Although I still feel on call 24/7 it has made a tremendous difference that Jessie can do many more things independently. Some days it does still feel like she only needs something when I sit down, but we have come a loooong way, baby.
Think long-term. Your child will likely outlive you.
I think often, maybe too much, about when Jay and I are gone.
When we are gone, Jessie’s siblings will help take care of her. She will probably live with one of them. I want her to integrate into their families as seamlessly as is possible. Although they dearly love Jessie and welcome this responsibility, I want it to be as easy and joyful for them as it can be.
It helps everyone, Jessie as well as them, for Jessie to be as independent as she is capable of. She may have limitations of what she can do (I think it less likely she will fully operate the oven independently, for example) but we are all, including her, best served for her to do all she is capable of. This helps ME be motivated to keep pressing on.
Okay, so we’ve established there are good reasons to teach them independence and home-keeping skills. HOW do we motivate them and teach them?
That’s a teaser, cause that’s what we’re talking about next week. But here’s one little example of why you want to make the effort. And it is effort on your part.
Yesterday, I had already started this post and Jessie and I made cupcakes for her to take to a youth movie night with our church. Making those cupcakes was a huge reminder of how far she has come from the first times we tried to make cupcakes together.
In those first cooking sessions, years ago now, I would have determined that although it would take much longer and be much messier and mentally tiring, I was going to include Jessie in cupcake making. Then, after all that build up, either she would lose interest or say her arm was tired (holding the hand mixer) and she wouldn’t participate for very long. It was a big let-down. It made it easier for me to not include her the next time.
Yesterday, she made the cupcakes almost entirely by herself. She cracked the eggs, mixed the batter, filled the cupcake pans and when they were done she frosted them all. It wasn’t as neatly as I could have done. It wasn’t entirely stress free for me but it was so much more relaxed. I remember the earlier days of us baking together when I wondered if we would ever actually enjoy it. We both did and I was so thankful.
I was so, so proud of her. It seemed like such a teenager thing to do. And she was proud of herself too. When I helped her up the steps to my friend’s house where they were watching the movie, she reminded me (sounding like the mother) to not let the cupcakes she was carrying fall. She doesn’t have good balance and going up a step with something in her arms is hard for her. Usually though, shes’s concerned about herself and doesn’t want to be carrying something up steps. These were HER cupcakes though, HER project and I was the helper, not vice versa. It felt really good for both of us.

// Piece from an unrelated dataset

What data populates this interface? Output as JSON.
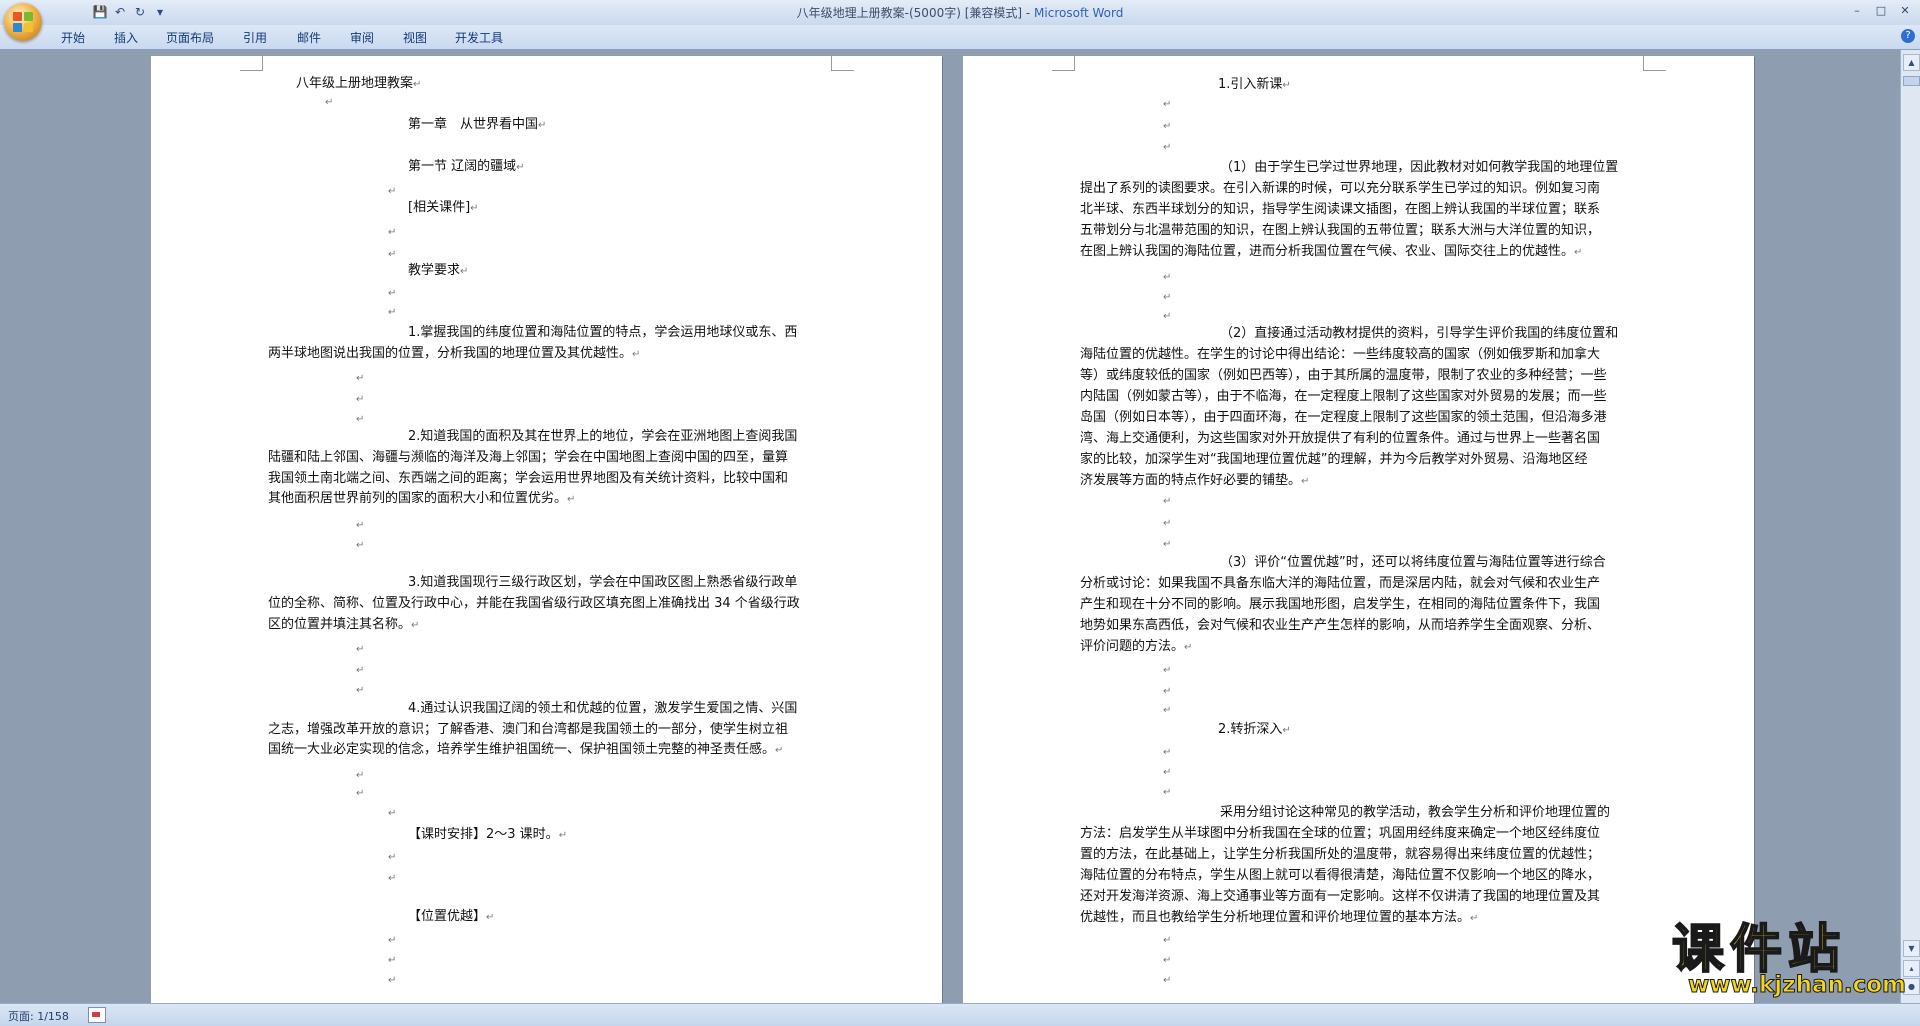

I don’t get this right all the time. Not even anywhere near all the time. Probably, Jessie could know how to do even more independently if I always included her in what I was doing. You probably already show grace to your kid, give yourself some grace too.
Just start somewhere and take baby steps. Whatever I’m trying to accomplish, I find that baby steps are usually the way to go. When I try to be all gung-ho over something new I rarely stick with it. Better to take baby steps that we can actually stick with than gung-ho then stop.
We’ll talk next week about HOW to teach some of these skills, the tips and tricks that are working for me.
Till next week friends,